There used to be a saying that speed kills. But, in the world of eCommerce, speed is everything. Slow page loads and sluggish performance will result in high bounce rates and loss of business. It will also lower your ranking in the all-important search engine results pages (SERPs).
Is your website performing as well as it could?
Two of the main selling points of many hosting services are speed and uptime, and they’re connected in several key ways. Downtime is measured as the percentage of time that your website is unavailable or not functioning properly. In this context, every second matters. Check out this comprehensive report by Aussie Hosting, comparing cheap hosting providers based on pricing and speed.
With an uptime of 99.999 percent, which is known in the hosting business as 5-9s, your website will experience about nine minutes of unplanned downtime per year. If your hosting services promises 99.8 percent of uptime, that number jumps to a staggering 18 hours that you’re out of commission. Statistically, each hour of downtime costs businesses an average of $100,000.
Is that a figure your company can afford? Most can’t.
What Causes Downtime?
Every website and hosting platform is going to have a certain amount of downtime due to maintenance. The idea is to make sure that any downtime is planned and that your traffic has advanced notice.
What causes downtime, and is there any way to mitigate it if your web host is in control?
Even if your hosting company offers 5-9s, there are other factors that contribute to downtime. Among the most common are:
- Having too many plugins and widgets installed
- An abundance of large images, animations, or video
- Embedded media from external sources
- Unsuitable or outdated apps and browsers
- Slow internet speeds
- Third-party ads
Viruses, malware, and spyware also affect load time and lead to sluggish performance, in addition to the other potential dangers they pose.
You can increase your website’s speed with a simple overhaul, including things like minifying code, reducing image file sizes, and enabling caching.
However, your host still matters.
How You Can Make Sure That Your Hosting Company is up to Speed?
Even if you’ve done everything you can on your part to improve your website performance, choosing the best hosting service for your type of website and expected traffic still matters.
What should you look for in a hosting platform?
Choosing a hosting service is probably the most important decision you’ll make as a website owner next to design.

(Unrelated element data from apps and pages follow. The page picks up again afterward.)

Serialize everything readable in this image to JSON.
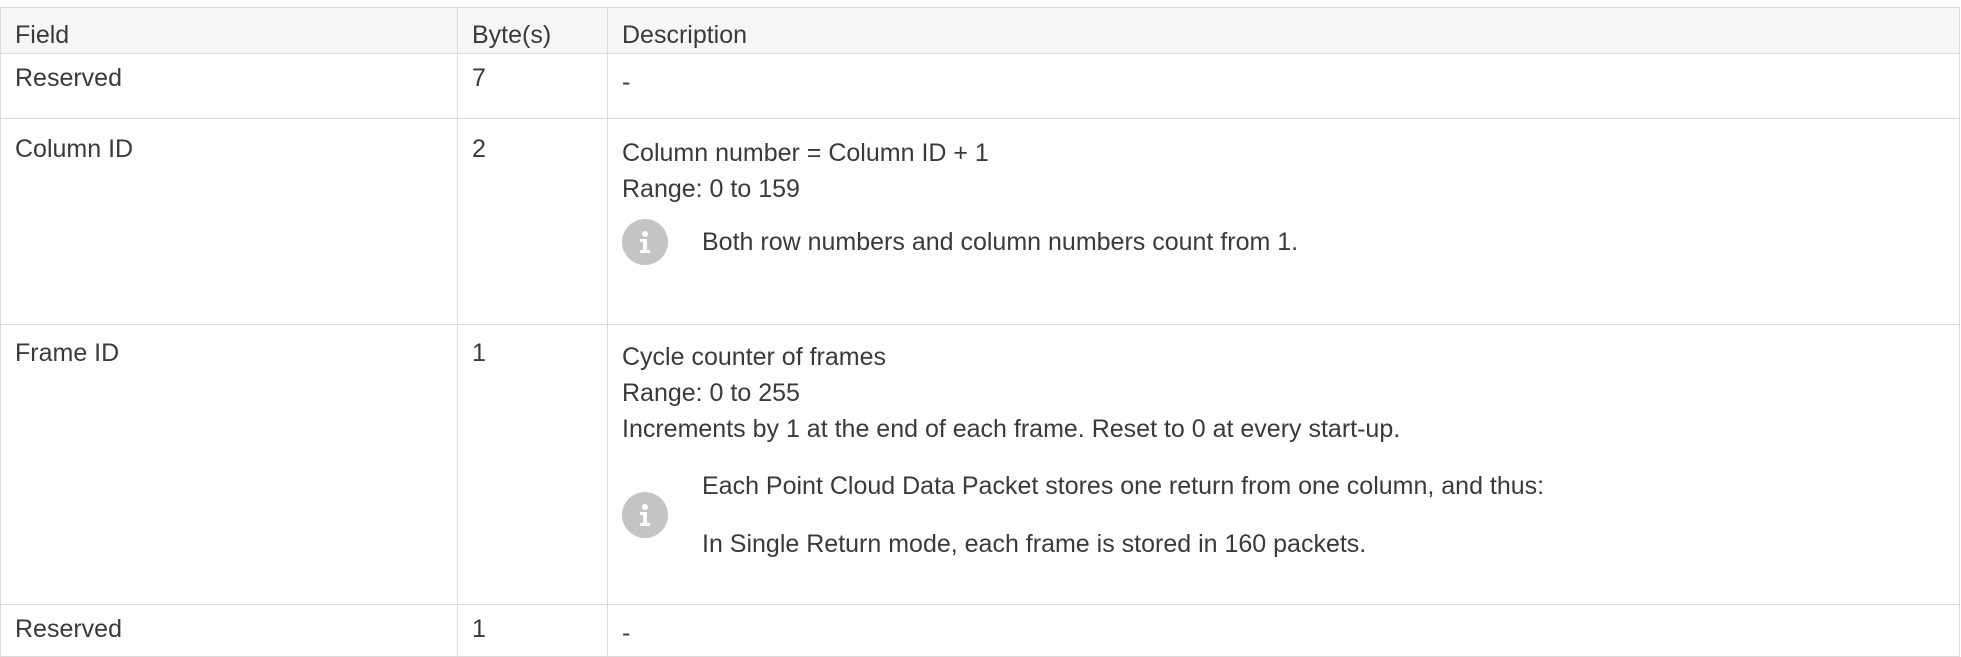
{
  "table": {
    "headers": {
      "field": "Field",
      "bytes": "Byte(s)",
      "description": "Description"
    },
    "rows": [
      {
        "field": "Reserved",
        "bytes": "7",
        "desc": [
          "-"
        ]
      },
      {
        "field": "Column ID",
        "bytes": "2",
        "desc": [
          "Column number = Column ID + 1",
          "Range: 0 to 159"
        ],
        "note": [
          "Both row numbers and column numbers count from 1."
        ]
      },
      {
        "field": "Frame ID",
        "bytes": "1",
        "desc": [
          "Cycle counter of frames",
          "Range: 0 to 255",
          "Increments by 1 at the end of each frame. Reset to 0 at every start-up."
        ],
        "note": [
          "Each Point Cloud Data Packet stores one return from one column, and thus:",
          "In Single Return mode, each frame is stored in 160 packets."
        ]
      },
      {
        "field": "Reserved",
        "bytes": "1",
        "desc": [
          "-"
        ]
      }
    ]
  },
  "icons": {
    "note_icon": "info-icon",
    "note_icon_color": "#c4c4c4"
  }
}
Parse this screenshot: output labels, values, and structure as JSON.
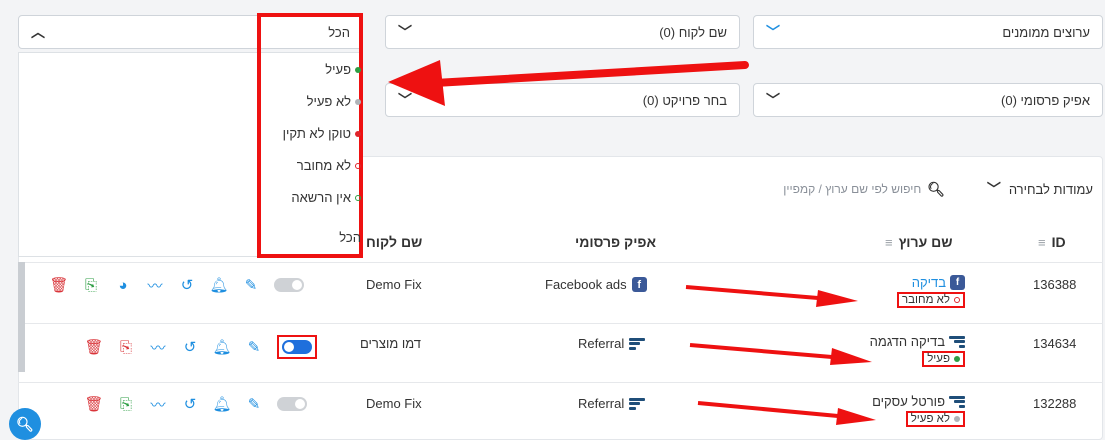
{
  "filters": {
    "status_value": "הכל",
    "client_label": "שם לקוח (0)",
    "assets_label": "ערוצים ממומנים",
    "project_label": "בחר פרויקט (0)",
    "advertiser_label": "אפיק פרסומי (0)"
  },
  "status_dropdown": {
    "options": [
      {
        "label": "פעיל",
        "color": "#2e9e44",
        "hollow": false
      },
      {
        "label": "לא פעיל",
        "color": "#b0b4b9",
        "hollow": false
      },
      {
        "label": "טוקן לא תקין",
        "color": "#e0242a",
        "hollow": false
      },
      {
        "label": "לא מחובר",
        "color": "#e0242a",
        "hollow": true
      },
      {
        "label": "אין הרשאה",
        "color": "#2e9e44",
        "hollow": true
      },
      {
        "label": "הכל",
        "color": "",
        "hollow": false
      }
    ]
  },
  "toolbar": {
    "search_placeholder": "חיפוש לפי שם ערוץ / קמפיין",
    "columns_label": "עמודות לבחירה"
  },
  "table": {
    "headers": {
      "id": "ID",
      "channel": "שם ערוץ",
      "source": "אפיק פרסומי",
      "client": "שם לקוח"
    },
    "rows": [
      {
        "id": "136388",
        "channel": "בדיקה",
        "status": "לא מחובר",
        "status_color": "#e0242a",
        "status_hollow": true,
        "source": "Facebook ads",
        "source_icon": "facebook",
        "client": "Demo Fix",
        "toggle_on": false,
        "chart_icon": true
      },
      {
        "id": "134634",
        "channel": "בדיקה הדגמה",
        "status": "פעיל",
        "status_color": "#2e9e44",
        "status_hollow": false,
        "source": "Referral",
        "source_icon": "referral",
        "client": "דמו מוצרים",
        "toggle_on": true,
        "chart_icon": false
      },
      {
        "id": "132288",
        "channel": "פורטל עסקים",
        "status": "לא פעיל",
        "status_color": "#b0b4b9",
        "status_hollow": false,
        "source": "Referral",
        "source_icon": "referral",
        "client": "Demo Fix",
        "toggle_on": false,
        "chart_icon": false
      }
    ]
  },
  "colors": {
    "accent": "#1f8fe0",
    "annotation": "#e11111"
  }
}
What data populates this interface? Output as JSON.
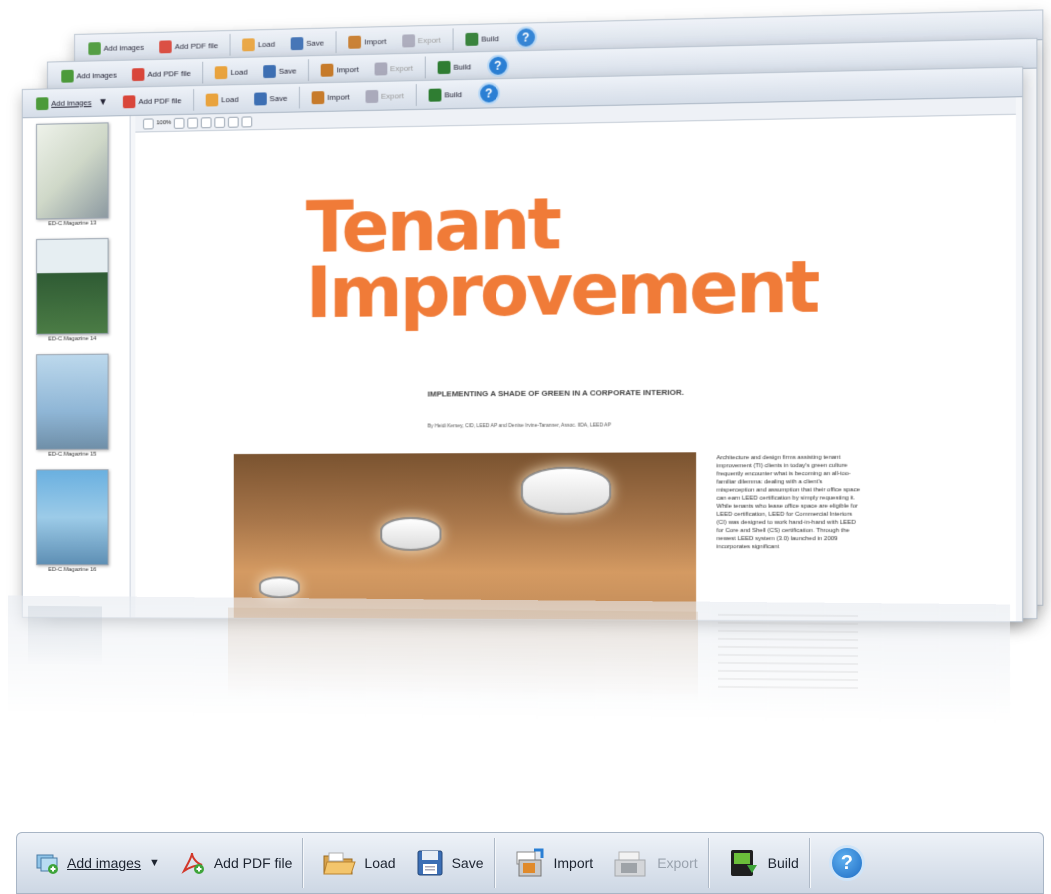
{
  "toolbar": {
    "add_images": "Add images",
    "add_pdf": "Add PDF file",
    "load": "Load",
    "save": "Save",
    "import": "Import",
    "export": "Export",
    "build": "Build",
    "help": "?"
  },
  "zoom": {
    "level": "100%"
  },
  "thumbnails": [
    {
      "label": "ED-C.Magazine 13"
    },
    {
      "label": "ED-C.Magazine 14"
    },
    {
      "label": "ED-C.Magazine 15"
    },
    {
      "label": "ED-C.Magazine 16"
    }
  ],
  "page": {
    "title_line1": "Tenant",
    "title_line2": "Improvement",
    "subtitle": "IMPLEMENTING A SHADE OF GREEN IN A CORPORATE INTERIOR.",
    "byline": "By Heidi Kersey, CID, LEED AP and Denise Irvine-Taranner, Assoc. IIDA, LEED AP",
    "body": "Architecture and design firms assisting tenant improvement (TI) clients in today's green culture frequently encounter what is becoming an all-too-familiar dilemma: dealing with a client's misperception and assumption that their office space can earn LEED certification by simply requesting it. While tenants who lease office space are eligible for LEED certification, LEED for Commercial Interiors (CI) was designed to work hand-in-hand with LEED for Core and Shell (CS) certification. Through the newest LEED system (3.0) launched in 2009 incorporates significant"
  },
  "colors": {
    "title_orange": "#f07b38",
    "toolbar_top": "#eef2f8",
    "toolbar_bottom": "#cdd7e4",
    "help_blue": "#2a7fd4"
  }
}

There are literally hundreds of options on the market, and more are jumping into the hosting game as resellers. The first thing you should do is read reviews from an unbiased source that includes both experts and real customers.
Next, you should look for a service that’s reasonably priced and offer value for service. If they do make guarantees, they should be stated in writing as part of your service level agreement (SLA).
Other things to consider in a web hosting platform?
How well do you know your hosts? Can you make due with shared hosting or would your traffic and type of website support a dedicated host?
What type of website are you building? A small blog or static portfolio used fewer resources than a growing business or large enterprise website.
Do you understand the amount and type of resources you’ll need? Many people make the mistake of trying to get the most features for the lowest price. That doesn’t do much for you if you have a bunch of features you don’t need and never use. It’s like having a closet full of clothes with the tags still on them. Choose the hosts that meets your needs, such as higher bandwidth and security if you’re a web developer or unlimited email accounts and domains if you have a marketing business.
Do you understand your host’s pricing structure? It’s tempting to go for free or cheap hosting, but sometimes “free” comes with a hidden cost or two. For one thing, security may be lax, if there’s any at all. One breach can completely wipe out a small business.
You may not have responsive support when you choose free hosting. Such services cost the provider money, so they’ll pass the cost on to you in some way, possibly by selling your data to a third party. There may also be caps on storage and bandwidth,, or they may throttle your website if you exceed certain levels of resource use Throttling is a deliberate slow down, which brings us back to speed and performance.
You should be aware of when your website is down or performing badly. Two of the first signs are the time to first byte (TTFB) and the distribution of web components. The TTFB metric is determined as the amount of time between the initial browser request and response. Even taking internet speed into consideration, it should be no longer than 0.5 seconds. This also affects the page load time, which is reflected in the distribution of web components. Non-cached websites can mask this issue, but it will really show itself in latency when using a website with caching enabled.
Both of these metrics can be unmask with a speed test.
To make sure that your web host is living up to its promises, there are a variety of performance testing tools available on the internet, and many of them are free to use. They’ll not only check your website speed, but determine if you have other performance issues.
As part of their webmaster tools, Google offers PageSpeed Insights. This tool will measure your page speed on a scale of 0 – 100; any score below 90 is going to hurt your page ranking. The tool also evaluates performance issues and offer suggestions for improvement.
Poor performance and latency are enough to drive your traffic away. However, you can recover from these issues if you find and correct them in time. You can even turn an error to your advantage if you know how to do it right.
Consumers are forgiving to a point. If your performance problems are rare, affect only a tiny portion of your traffic, and are resolved quickly, you may be able to recover. However, it’s best not to take chances by choosing a reliable host and taking steps to monitor and correct your own performance issues.